Criminal Immigrants in Texas: Illegal Immigrant Convictions and Arrest Rates for Homicide, Sexual Assault, Larceny, and Other Crimes

Alex Nowrasteh
Date of Publication: 
February, 2018
Source Organization: 
Cato Institute

There is a widespread belief, propagated by the Trump administration, that when undocumented immigrants enter the United States, they significantly increase crime rates. However, undocumented immigrants are less likely than the U.S.-born to be arrested or charged for most crimes, according to this report by Alex Nowrasteh at the Cato Institute. Using 2015 data from the Texas Department of Public Safety, Nowrasteh compares arrest and conviction rates in Texas for undocumented immigrants, legal immigrants, and native-born Americans. Overall arrest rates for undocumented immigrants were 40 percent lower than for native-born Americans. Furthermore, conviction rates for legal immigrants were 262 per 100,000 and 782 per 100,000 for undocumented immigrants -- both significantly lower than 1,749 per 100,000 for native-born Americans.
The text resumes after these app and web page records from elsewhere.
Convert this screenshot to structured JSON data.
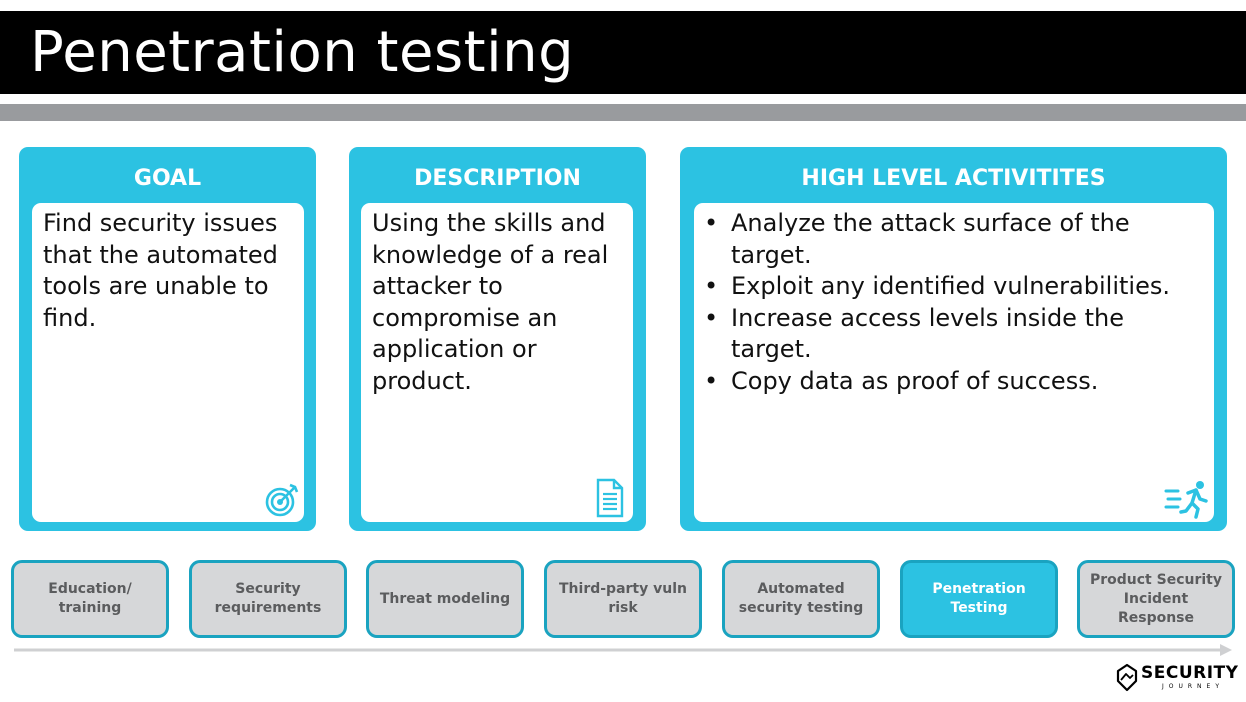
{
  "title": "Penetration testing",
  "colors": {
    "accent": "#2cc2e2",
    "step_border": "#1aa3c0",
    "step_inactive_bg": "#d6d7d9",
    "title_bar": "#000000",
    "rule": "#999b9e"
  },
  "cards": {
    "goal": {
      "heading": "GOAL",
      "text": "Find security issues that the automated tools are unable to find.",
      "icon": "target-icon"
    },
    "description": {
      "heading": "DESCRIPTION",
      "text": "Using the skills and knowledge of a real attacker to compromise an application or product.",
      "icon": "document-icon"
    },
    "activities": {
      "heading": "HIGH LEVEL ACTIVITITES",
      "items": [
        "Analyze the attack surface of the target.",
        "Exploit any identified vulnerabilities.",
        "Increase access levels inside the target.",
        "Copy data as proof of success."
      ],
      "icon": "running-person-icon"
    }
  },
  "steps": [
    {
      "label": "Education/\ntraining",
      "active": false
    },
    {
      "label": "Security\nrequirements",
      "active": false
    },
    {
      "label": "Threat modeling",
      "active": false
    },
    {
      "label": "Third-party vuln\nrisk",
      "active": false
    },
    {
      "label": "Automated\nsecurity testing",
      "active": false
    },
    {
      "label": "Penetration\nTesting",
      "active": true
    },
    {
      "label": "Product Security\nIncident\nResponse",
      "active": false
    }
  ],
  "logo": {
    "word": "SECURITY",
    "sub": "JOURNEY",
    "icon": "shield-logo-icon"
  }
}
For example, homicide conviction rates for undocumented immigrants were 25 percent lower than for the U.S.-born, and sexual assault conviction rates were 11.5 percent lower. Undocumented immigrants had higher conviction rates for gambling, kidnapping, smuggling, and vagrancy; however, these four crimes combined only accounted for 0.18 percent of the total crime in Texas in 2015. These findings are consistent with previous research that shows immigration enforcement programs do not affect local crime rates, suggesting that undocumented immigrants are not any more or less crime-prone than other residents. (Deb D'Anastasio for The Immigrant Learning Center)

Download now or view online


Nowrasteh, A. (2018). Criminal Immigrants in Texas Illegal Immigrant Conviction and Arrest Rates for Homicide, Sexual Assault, Larceny, and Other Crimes (Research and Policy Brief No. 4). Washington, D.C.: CATO Institute. Retrieved from